Ambedkar further explains that ‘Krishna tells everyone (to) do the duty prescribed for his Varna and no other, and warns his devotees that they will not obtain salvation through mere devotion, but through devotion accompanied by observance of duty laid down for his Varna. In short, a Shudra, however great he may be as a devotee, will not get salvation if he has transgressed the duty of the Shudra — namely to live and die in the service of the higher classes.’
The most important critique of Gita provided by Ambedkar is that it was written to save the Karma Kand and Varna system from the attack of Buddhism.
Ambedkar argues that Buddha preached non-violence and except the Brahmins, the masses largely accepted it as the way of life. Buddha also preached against the Chaturvarnya and turned it upside down, as Shudras and women could now become sanyasis. According to Ambedkar, the advent of Buddhism was thus a revolution. To counter this, counter-revolutionaries had only one defence – that these things were ordained by the Vedas, and as the Vedas were infallible, the dogmas were not to be questioned.

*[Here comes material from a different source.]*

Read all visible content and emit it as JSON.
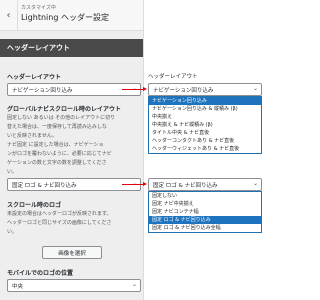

Ambedkar says that this defence was not sufficient in the enlightened age of Buddhism, and the dogmas resting only on blind belief couldn’t have survived. Hence, Gita was written to provide philosophic framework to the dogmas.
In his speech at the ISKCON temple, Modi said he had presented ‘Bhagavad Gita, According to Gandhi’ to Barak Obama, who interestingly cited Ambedkar in Indian Parliament and spoke a lot about his contributions. We can only hope that Obama reads Ambedkar’s interpretation of Gita, too, to have a better understanding of the Indian social order.